Alex East, a 17-year-old junior at Northwest High School, asked the city council this morning to give his upstart nonprofit organization, Restore Hope, $10 million to help purchase and renovate Joyland Amusement Park.

The funding seems unlikely given the city’s financial struggles. But city council members applauded his effort.

“We don’t get very many individuals your age that come to city council with a plan that you’re working on,” Mayor Carl Brewer said.

East says he already has substantial support — more than 5,300 “likes” on Facebook. Some TV stations are interested in his story, and he told council members that Inside Edition has even contacted him about doing a story on it. It’s a lot of attention for a 17-year-old who is still trying to establish a nonprofit entity that could begin to accept donations. But he has sought help from a few businesspeople and teachers at his school — and now city hall. He remains confident.

“Joyland is really only going to come back with the support of the community,” he said after talking to council members during the public comment portion of their meeting.

Brewer asked council members to give East a chance to present his idea in one-on-one meetings.
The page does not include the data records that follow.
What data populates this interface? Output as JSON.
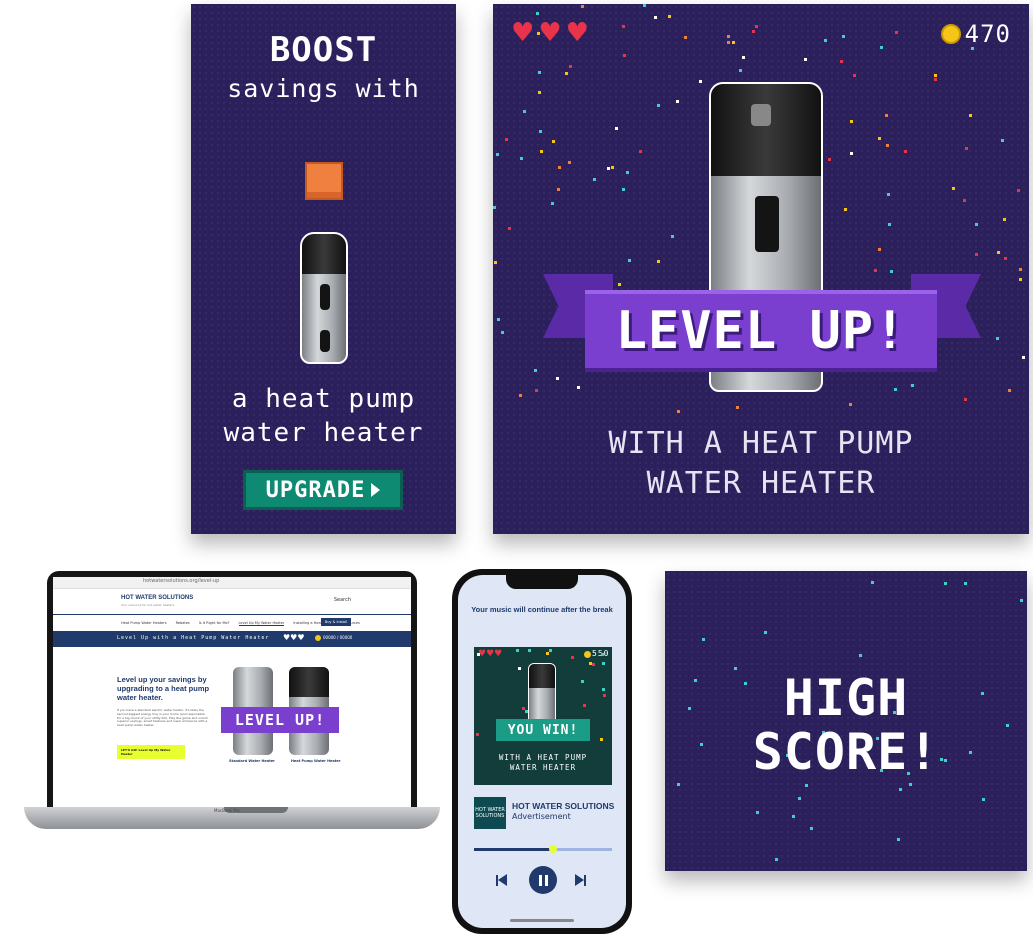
{
  "boost_ad": {
    "title": "BOOST",
    "subtitle": "savings with",
    "body_line1": "a heat pump",
    "body_line2": "water heater",
    "cta": "UPGRADE"
  },
  "level_up_ad": {
    "coins": "470",
    "banner": "LEVEL UP!",
    "tagline_line1": "WITH A HEAT PUMP",
    "tagline_line2": "WATER HEATER"
  },
  "high_score_ad": {
    "line1": "HIGH",
    "line2": "SCORE!"
  },
  "laptop": {
    "url": "hotwatersolutions.org/level-up",
    "logo": "HOT WATER SOLUTIONS",
    "logo_sub": "Your resource for hot water heaters",
    "search": "Search",
    "nav": [
      "Heat Pump Water Heaters",
      "Rebates",
      "Is It Right for Me?",
      "Level Up My Water Heater",
      "Installing a Heat Pump",
      "Resources"
    ],
    "nav_button": "Buy & Install",
    "banner_text": "Level Up with a Heat Pump Water Heater",
    "banner_score": "00000 / 00000",
    "headline": "Level up your savings by upgrading to a heat pump water heater.",
    "body": "If you have a standard electric water heater, it's likely the second-biggest energy hog in your home (and responsible for a big chunk of your utility bill). Play the game and unlock superior savings, smart features and lower emissions with a heat pump water heater.",
    "cta": "LET'S GO! Level Up My Water Heater",
    "overlay_banner": "LEVEL UP!",
    "caption_left": "Standard Water Heater",
    "caption_right": "Heat Pump Water Heater",
    "brand": "MacBook Pro"
  },
  "phone": {
    "notice": "Your music will continue after the break",
    "coins": "550",
    "ad_banner": "YOU WIN!",
    "ad_tagline_line1": "WITH A HEAT PUMP",
    "ad_tagline_line2": "WATER HEATER",
    "logo_line1": "HOT WATER",
    "logo_line2": "SOLUTIONS",
    "sponsor": "HOT WATER SOLUTIONS",
    "sponsor_sub": "Advertisement",
    "progress": 0.57
  },
  "colors": {
    "panel_bg": "#2b1f5c",
    "banner_purple": "#7b3fd0",
    "teal_button": "#0e8a72",
    "coin_yellow": "#f5c518",
    "heart_red": "#e8334a",
    "laptop_nav_blue": "#1f3a6b",
    "lime_cta": "#e7ff2e",
    "phone_green_ad": "#123d3b"
  }
}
East said he’s glad the council at least expressed interest in the idea.

Vice Mayor Lavonta Williams said she’s glad to see East’s passion and wished him success.

“Maybe Oprah will give you some money,” she said.

Side note: The Daily Mail (www.dailymail.co.uk) recently wrote a story about the abandoned amusement park suggesting photographs of it look like the “aftermath of a warzone, or a ghost town left behind from the Chernobyl disaster.”

Also: Take a trip down memory lane in a gallery of Joyland photos.

Elections committee proves that if you reserve a room, legislators will show up

TOPEKA — On a riff of “If you build it, they will come,” legislators on an elections conference committee learned this morning that if you reserve a room, people will show up.

Legislative staff sent out a note this morning that the elections conference committee would meet at 9 a.m. in room 159S of the Statehouse.

Sen. Terrie Huntington, R-Fairway, chair of the Senate’s ethics and elections committee, said she had reserved the room but hadn’t called a meeting this morning.

She apologized to her fellow legislators and to staff as well as spectators.

House approves Kansas Affordable Airfares Program as part of a package

TOPEKA — House budget negotiators this morning said they would go along with $5 million for the Kansas Affordable Airfares Program as part of a package of budget items.

The Senate’s position has been to fund the program, which returns $2.32 to the state for every $1 it spends, according to an audit.

Sedgwick County and Wichita officials have been watching this issue closely as they say keeping airfares competitive is key to the local economy.

Budget negotiators either approve funding for programs as stand-alone items or as part of a package. When an item is packaged with others, such as airfares is,  the other chamber either accepts or rejects the entire package. Legislators use packages as a way to sweeten the pot for programs they want to fund. It’s akin to “if you scratch my back, I’ll scratch yours.”

The budget conference committee is scheduled to meet again at 1:15 p.m.

Stay on Kansas.com for more details.